WASHINGTON -- The Minnesota Vikings released Chris Kluwe on Monday, leading to speculation that the move was motivated in part by the punter's prominent role advocating for gay rights.
"So long, Minnesota, and thanks for all the fish!" Kluwe tweeted Monday morning. "Thank you to all the fans, my teammates, and the Wilf family for the past 8.5 years. I wouldn't have traded it for anything."
Kluwe's release wasn't a complete surprise -- the Vikings drafted another punter late last month. But it's particularly notable because of Kluwe's increasingly high-profile role as an advocate for LGBT rights.
"Regardless of whether they admit it, the Vikings are jettisoning Kluwe partly because they grew tired of his outspokenness," wrote Minneapolis Star-Tribune columnist Chip Scoggins on Sunday. "It's naive to think the move is based solely on his age (31), salary ($1.45 million) or how he performed last season (inconsistently). Kluwe has become the most visible punter in NFL history because of his social activism."
Kluwe told Scoggins that if he were being jettisoned for his outspokenness, he would be fine with that outcome.
"I think the sacrifice would be worth it," he said. "Now, I would hope that I would get the chance to play football again, because I think I can still play. But if it ends up being something that costs me that position, I think making people aware of an issue that is causing children to commit suicide is more important than kicking a leather ball."
"Chris has meant a great deal to the Vikings both on and off the field in his eight seasons here," Vikings General Manager Rick Spielman said Monday in a statement provided to The Huffington Post. "He contributed to many victories and we wish Chris and his family the best and thank him for his contributions to the Vikings organization. Out of respect to Chris, we decided to release him now and allow time for him to sign with another team."
Kluwe's release comes after the Baltimore Ravens released Brendon Ayanbadejo, another prominent gay-rights advocate. Both are part of the group Athlete Ally, which works to end homophobia in sports.
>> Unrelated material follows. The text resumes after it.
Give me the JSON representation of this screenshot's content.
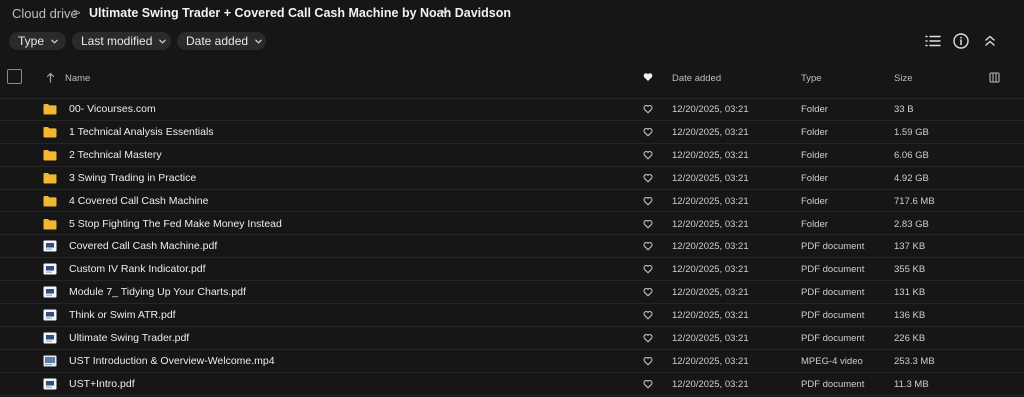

Shortly after his release, Ayanbadejo said he believed his advocacy played a role in the Ravens' decision to let him go.
"I make a lot of noise and garner a lot of attention for various things off the football field," he said. "When that starts happening, why do you have that player around?"
Ayanbadejo later walked back those comments, saying he believed his release had more to do with his age and his high salary.
When he came out as gay last week, NBA player Jason Collins publicly acknowledged the important role that Ayanbadejo and Kluwe each had in promoting acceptance of LGBT athletes in the sports world.
"I'm impressed with the straight pro athletes who have spoken up so far -- Chris Kluwe, Brendon Ayanbadejo," Collins wrote in Sports Illustrated. "The more people who speak out, the better, gay or straight."
This story has been updated to include comment from the Minnesota Vikings.